Since its launch, Linux has been tailored to support a multi-user environment. With many users and groups on a working system, it is quite possible to encounter directories shared between users of the same group. Here’s how to use sticky bit to manage files on shared directories in Linux.
These issues generally arise from the sharing of files in the directories. In this post, we will discuss how you can make use of sticky bits to fine-tune file access permission on shared directories.
For demonstration purposes, we have a system with three users – john1, john2 and john3, all are members of the common group “johns”
Let us say “john1” creates a new directory known as “shared-dir” meant to be shared among all users of the “johns” group.
We can view the permission of the “shared-dir” with the ls command, which can be interpreted in the following table:
“john1” can only read the directory’s contents and can also write to the directory. Now that we are working with a shared directory, we want all the users of the group to be able to write to “shared-dir”.
For this purpose, we will modify the permissions using chmod command. We will simply add the “write” permissions to all the users of “johns” group as shown below.
We can see the updated permissions for “shared-dir” as shown below. The portion underlined in yellow colour shows that “johns” group has been given “write” permissions.
Adding files to the Shared Directory
Now “john1” will add two files (j1_file1.txt and j1_file2.txt) to “shared-dir”
For easy remembering, the first two characters of the file name are synonymous with the user name.
Same, “john2” are also able to “write” to the directory “shared-dir”
There are four files in “shared-dir” now.
Is there a problem with the current setup?
The file “j1_file1.txt” was made by “john1” making “john1” the file owner. Now “john2” logs in and attempts to delete this file, and he will be able to do so.
“john1” was the file owner, however “john2” was able to delete it because the “write” permission was given to all the members of “johns” group.
This scenario is not usually ideal. We want all the users to be able to write to the directory however, only the file owner must be able to delete a file. But how can this be achieved?
Introducing Sticky Bit
The sticky bit is a very special permission that can be set on a directory which has “write” permissions set for the group with access to it. This bit basically ensures that all members of the group can write to the directory.
However, only the person who created a file, that is the file owner, can delete the file.
chmod command with the +t flag can be used to set the sticky bit on a directory.
The updated permission can be seen below.
Now in case “john2” attempts to delete the file “j1_file2.txt” that was created by “john1”, then the operation is not permitted.
If you remove the “execute” permission for “others”, as shown below:

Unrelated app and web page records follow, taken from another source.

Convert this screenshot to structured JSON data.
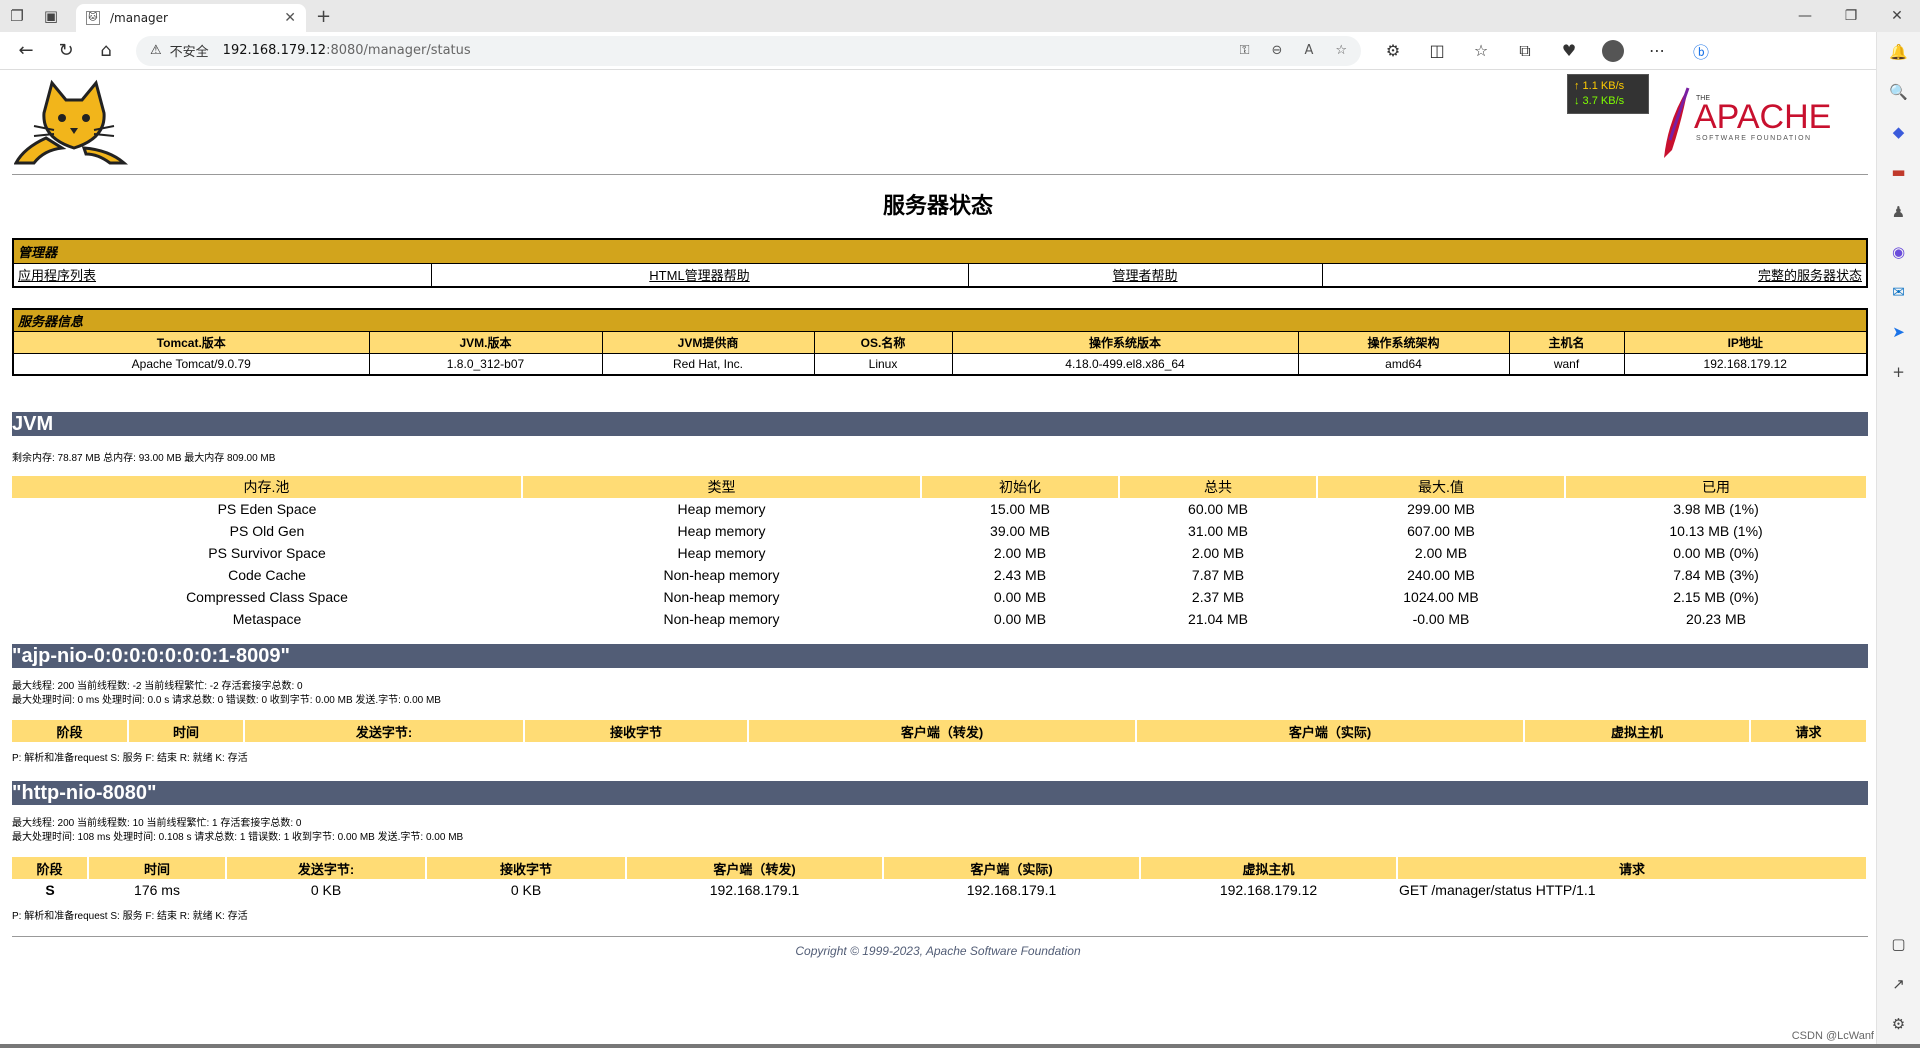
{
  "browser": {
    "tab_title": "/manager",
    "url_warning": "不安全",
    "url_host": "192.168.179.12",
    "url_path": ":8080/manager/status"
  },
  "netspeed": {
    "up": "↑ 1.1 KB/s",
    "down": "↓ 3.7 KB/s"
  },
  "apache_logo": {
    "the": "THE",
    "name": "APACHE",
    "sub": "SOFTWARE FOUNDATION"
  },
  "page_title": "服务器状态",
  "manager": {
    "header": "管理器",
    "links": [
      "应用程序列表",
      "HTML管理器帮助",
      "管理者帮助",
      "完整的服务器状态"
    ]
  },
  "server_info": {
    "header": "服务器信息",
    "columns": [
      "Tomcat.版本",
      "JVM.版本",
      "JVM提供商",
      "OS.名称",
      "操作系统版本",
      "操作系统架构",
      "主机名",
      "IP地址"
    ],
    "values": [
      "Apache Tomcat/9.0.79",
      "1.8.0_312-b07",
      "Red Hat, Inc.",
      "Linux",
      "4.18.0-499.el8.x86_64",
      "amd64",
      "wanf",
      "192.168.179.12"
    ]
  },
  "jvm": {
    "title": "JVM",
    "memory_line": "剩余内存:  78.87 MB 总内存:  93.00 MB 最大内存 809.00 MB",
    "pool_columns": [
      "内存.池",
      "类型",
      "初始化",
      "总共",
      "最大.值",
      "已用"
    ],
    "pools": [
      [
        "PS Eden Space",
        "Heap memory",
        "15.00 MB",
        "60.00 MB",
        "299.00 MB",
        "3.98 MB (1%)"
      ],
      [
        "PS Old Gen",
        "Heap memory",
        "39.00 MB",
        "31.00 MB",
        "607.00 MB",
        "10.13 MB (1%)"
      ],
      [
        "PS Survivor Space",
        "Heap memory",
        "2.00 MB",
        "2.00 MB",
        "2.00 MB",
        "0.00 MB (0%)"
      ],
      [
        "Code Cache",
        "Non-heap memory",
        "2.43 MB",
        "7.87 MB",
        "240.00 MB",
        "7.84 MB (3%)"
      ],
      [
        "Compressed Class Space",
        "Non-heap memory",
        "0.00 MB",
        "2.37 MB",
        "1024.00 MB",
        "2.15 MB (0%)"
      ],
      [
        "Metaspace",
        "Non-heap memory",
        "0.00 MB",
        "21.04 MB",
        "-0.00 MB",
        "20.23 MB"
      ]
    ]
  },
  "ajp": {
    "title": "\"ajp-nio-0:0:0:0:0:0:0:1-8009\"",
    "line1": "最大线程:  200 当前线程数:  -2 当前线程繁忙:  -2 存活套接字总数:  0",
    "line2": "最大处理时间:  0 ms 处理时间:  0.0 s 请求总数:  0 错误数:  0 收到字节:  0.00 MB 发送.字节: 0.00 MB",
    "columns": [
      "阶段",
      "时间",
      "发送字节:",
      "接收字节",
      "客户端（转发)",
      "客户端（实际)",
      "虚拟主机",
      "请求"
    ],
    "legend": "P: 解析和准备request S: 服务 F: 结束 R: 就绪 K: 存活"
  },
  "http": {
    "title": "\"http-nio-8080\"",
    "line1": "最大线程:  200 当前线程数:  10 当前线程繁忙:  1 存活套接字总数:  0",
    "line2": "最大处理时间:  108 ms 处理时间:  0.108 s 请求总数:  1 错误数:  1 收到字节:  0.00 MB 发送.字节: 0.00 MB",
    "columns": [
      "阶段",
      "时间",
      "发送字节:",
      "接收字节",
      "客户端（转发)",
      "客户端（实际)",
      "虚拟主机",
      "请求"
    ],
    "row": [
      "S",
      "176 ms",
      "0 KB",
      "0 KB",
      "192.168.179.1",
      "192.168.179.1",
      "192.168.179.12",
      "GET /manager/status HTTP/1.1"
    ],
    "legend": "P: 解析和准备request S: 服务 F: 结束 R: 就绪 K: 存活"
  },
  "copyright": "Copyright © 1999-2023, Apache Software Foundation",
  "watermark": "CSDN @LcWanf"
}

The presence of sticky bit on the directory is represented by an upper case “T” in the “others” portion of the permission string. However, the sticky bit behaviour on the directory remains the same.
Variant of “chmod” command
The numerical form of chmod command can also be used to set the sticky bit on a directory.
chmod nxyz <file_name>
n = 1, referring to sticky bit. Other values of “n” refer to other special permissions.
x : permission given to file owner
y : permission given to group with access to the file
z : permission given to others
To set sticky bit on “shared-dir”, kindly use the following command:
chmod 1755 shared-dir
It produces the same result as using +t on existing default permissions.
The usage of sticky bit holds good for directories only. Generally, it would not make sense to use it for files.